Oh Wistrom family, thank you so much for sharing all of your stories with us! We are eating up every single story!!

God speed and more wonderful health!

The Korsons in MN

Patty V. said...

Your posts are amazing to read! Thank you! Praying for you to have a great trip home. It's hard to believe I'll be there soon.

God bless,
Patty

small world said...

Dear Wistroms,
Your posts are excellent and let us know just how to pray for you, and we will continue to do so. We look forward to talking to you when you return home with your precious cargo.
Love, Theresa

alisafmartin@yahoo.com said...

If you have journaled in this much detail through out your entire adoption process, I want to read the book!!! Wonderful...I already feel less stressed about what to expect!!
Alisa Martin

Dietrich & Amy Lusse said...
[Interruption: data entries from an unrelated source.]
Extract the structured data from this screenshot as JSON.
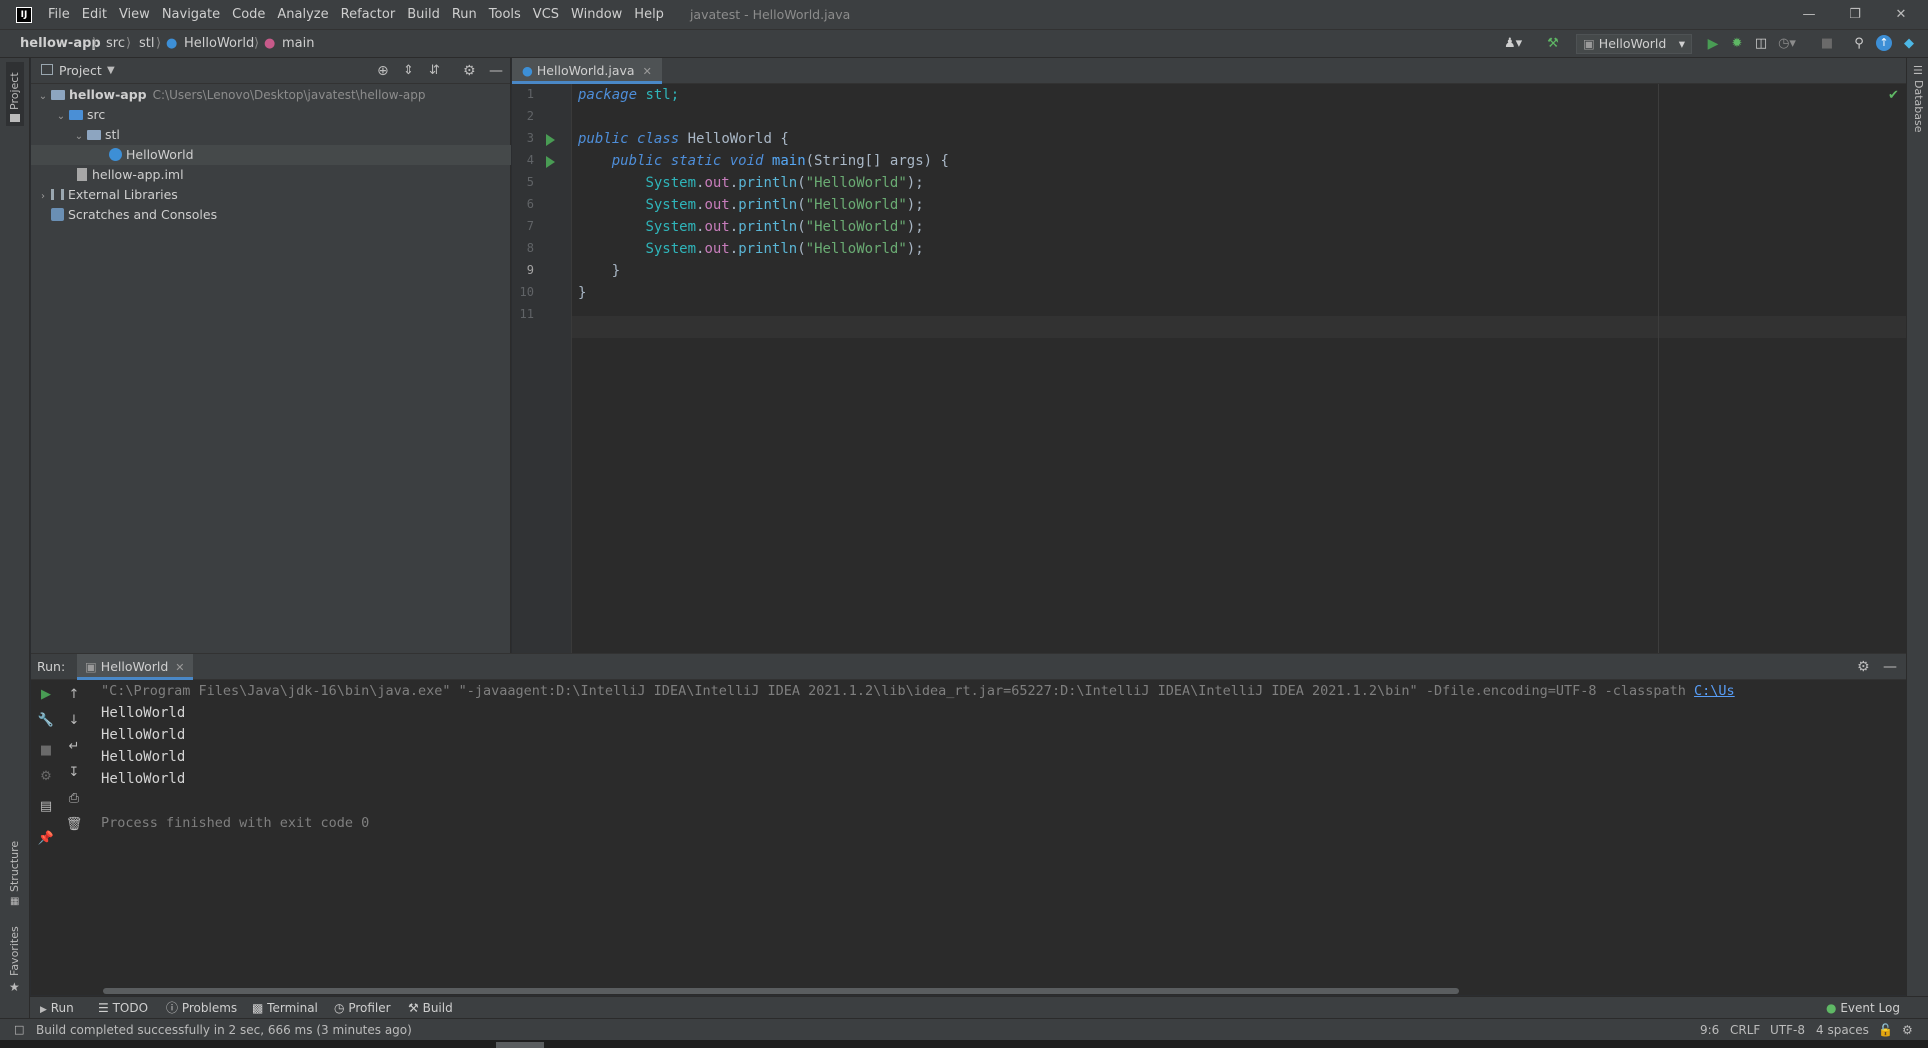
{
  "window": {
    "title": "javatest - HelloWorld.java",
    "menu": [
      "File",
      "Edit",
      "View",
      "Navigate",
      "Code",
      "Analyze",
      "Refactor",
      "Build",
      "Run",
      "Tools",
      "VCS",
      "Window",
      "Help"
    ]
  },
  "breadcrumb": {
    "project": "hellow-app",
    "src": "src",
    "pkg": "stl",
    "cls": "HelloWorld",
    "method": "main",
    "run_config": "HelloWorld"
  },
  "side": {
    "project_label": "Project",
    "structure_label": "Structure",
    "favorites_label": "Favorites",
    "database_label": "Database"
  },
  "project_panel": {
    "title": "Project",
    "tree": [
      {
        "label": "hellow-app",
        "path": "C:\\Users\\Lenovo\\Desktop\\javatest\\hellow-app"
      },
      {
        "label": "src"
      },
      {
        "label": "stl"
      },
      {
        "label": "HelloWorld"
      },
      {
        "label": "hellow-app.iml"
      },
      {
        "label": "External Libraries"
      },
      {
        "label": "Scratches and Consoles"
      }
    ]
  },
  "editor": {
    "tab": "HelloWorld.java",
    "line_numbers": [
      "1",
      "2",
      "3",
      "4",
      "5",
      "6",
      "7",
      "8",
      "9",
      "10",
      "11"
    ],
    "code": {
      "l1_kw": "package",
      "l1_rest": " stl;",
      "l3_kw1": "public",
      "l3_kw2": "class",
      "l3_rest": " HelloWorld {",
      "l4_kw1": "public",
      "l4_kw2": "static",
      "l4_kw3": "void",
      "l4_fn": "main",
      "l4_rest": "(String[] args) {",
      "sys": "System",
      "dot1": ".",
      "out": "out",
      "dot2": ".",
      "println": "println",
      "paren_open": "(",
      "str": "\"HelloWorld\"",
      "paren_close": ");",
      "l9": "    }",
      "l10": "}"
    }
  },
  "run_panel": {
    "label": "Run:",
    "tab": "HelloWorld",
    "command": "\"C:\\Program Files\\Java\\jdk-16\\bin\\java.exe\" \"-javaagent:D:\\IntelliJ IDEA\\IntelliJ IDEA 2021.1.2\\lib\\idea_rt.jar=65227:D:\\IntelliJ IDEA\\IntelliJ IDEA 2021.1.2\\bin\" -Dfile.encoding=UTF-8 -classpath",
    "command_link": "C:\\Us",
    "output": [
      "HelloWorld",
      "HelloWorld",
      "HelloWorld",
      "HelloWorld"
    ],
    "exit": "Process finished with exit code 0"
  },
  "bottom_tabs": [
    "Run",
    "TODO",
    "Problems",
    "Terminal",
    "Profiler",
    "Build"
  ],
  "event_log": "Event Log",
  "status": {
    "message": "Build completed successfully in 2 sec, 666 ms (3 minutes ago)",
    "position": "9:6",
    "line_sep": "CRLF",
    "encoding": "UTF-8",
    "indent": "4 spaces"
  },
  "colors": {
    "keyword": "#4e8ed9",
    "string": "#6aab73",
    "field": "#c77dbb",
    "run_green": "#499c54",
    "link": "#589df6"
  }
}
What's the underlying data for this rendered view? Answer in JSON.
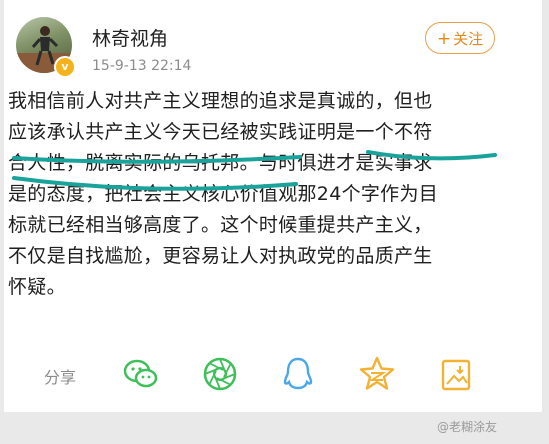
{
  "post": {
    "username": "林奇视角",
    "timestamp": "15-9-13 22:14",
    "follow_label": "关注",
    "body": "我相信前人对共产主义理想的追求是真诚的，但也\n应该承认共产主义今天已经被实践证明是一个不符\n合人性，脱离实际的乌托邦。与时俱进才是实事求\n是的态度，把社会主义核心价值观那24个字作为目\n标就已经相当够高度了。这个时候重提共产主义，\n不仅是自找尴尬，更容易让人对执政党的品质产生\n怀疑。"
  },
  "share": {
    "label": "分享",
    "icons": [
      "wechat-icon",
      "moments-icon",
      "qq-icon",
      "qzone-icon",
      "save-image-icon"
    ]
  },
  "watermark": "@老糊涂友",
  "colors": {
    "accent_orange": "#e08a1e",
    "share_icon_green": "#3fbf5a",
    "share_icon_blue": "#4aa8ea",
    "share_icon_yellow": "#f2b233",
    "highlight_teal": "#1aa39a"
  }
}
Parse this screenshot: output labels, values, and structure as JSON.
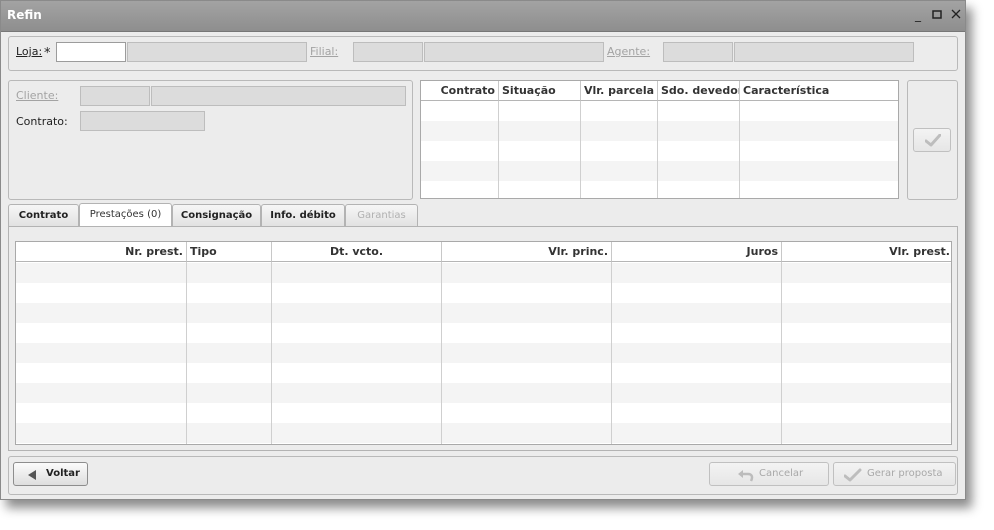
{
  "window": {
    "title": "Refin"
  },
  "header": {
    "loja_label": "Loja:",
    "required_mark": "*",
    "filial_label": "Filial:",
    "agente_label": "Agente:"
  },
  "client": {
    "cliente_label": "Cliente:",
    "contrato_label": "Contrato:"
  },
  "contracts_grid": {
    "columns": [
      "Contrato",
      "Situação",
      "Vlr. parcela",
      "Sdo. devedor",
      "Característica"
    ]
  },
  "tabs": [
    {
      "label": "Contrato"
    },
    {
      "label": "Prestações (0)"
    },
    {
      "label": "Consignação"
    },
    {
      "label": "Info. débito"
    },
    {
      "label": "Garantias"
    }
  ],
  "installments_grid": {
    "columns": [
      "Nr. prest.",
      "Tipo",
      "Dt. vcto.",
      "Vlr. princ.",
      "Juros",
      "Vlr. prest."
    ]
  },
  "footer": {
    "back_label": "Voltar",
    "cancel_label": "Cancelar",
    "generate_label": "Gerar proposta"
  }
}
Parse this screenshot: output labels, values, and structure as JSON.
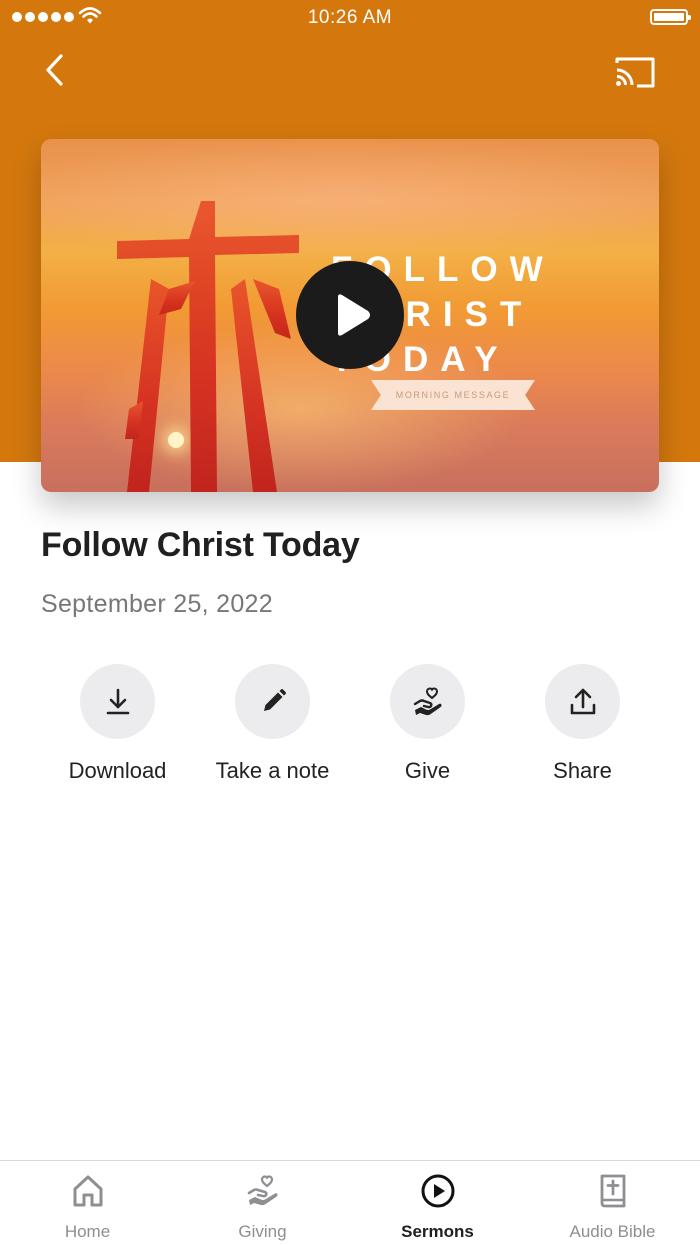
{
  "status_bar": {
    "time": "10:26 AM"
  },
  "header": {
    "background_color": "#d4780e",
    "back_icon": "chevron-left-icon",
    "cast_icon": "cast-icon"
  },
  "video": {
    "promo_line1": "FOLLOW",
    "promo_line2": "CHRIST",
    "promo_line3": "TODAY",
    "promo_tag": "MORNING MESSAGE",
    "play_icon": "play-icon"
  },
  "sermon": {
    "title": "Follow Christ Today",
    "date": "September 25, 2022"
  },
  "actions": [
    {
      "label": "Download",
      "icon": "download-icon"
    },
    {
      "label": "Take a note",
      "icon": "pencil-icon"
    },
    {
      "label": "Give",
      "icon": "heart-hand-icon"
    },
    {
      "label": "Share",
      "icon": "share-icon"
    }
  ],
  "tabs": [
    {
      "label": "Home",
      "icon": "home-icon",
      "active": false
    },
    {
      "label": "Giving",
      "icon": "heart-hand-icon",
      "active": false
    },
    {
      "label": "Sermons",
      "icon": "play-circle-icon",
      "active": true
    },
    {
      "label": "Audio Bible",
      "icon": "bible-icon",
      "active": false
    }
  ]
}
Oh Karen! I am just drinking in everything you write! I can just picture it all...we so loved your boys and I can picture them with you, making those faces and talking. YOu know, our oldest boy has a strong dislike for pizza as well until I figured out it was the sauce! hahaha
Now (if I'm in the mood!) I take the cheese off, wipe the sauce off and slap the cheese back on and he's great! Funny little kids, huh! Well, I can't wait to get up tomorrow morning (though you are getting up probably right now) and read a new post! You're my ET blog hero girl!
Love to you all,
Amy (& Dietrich)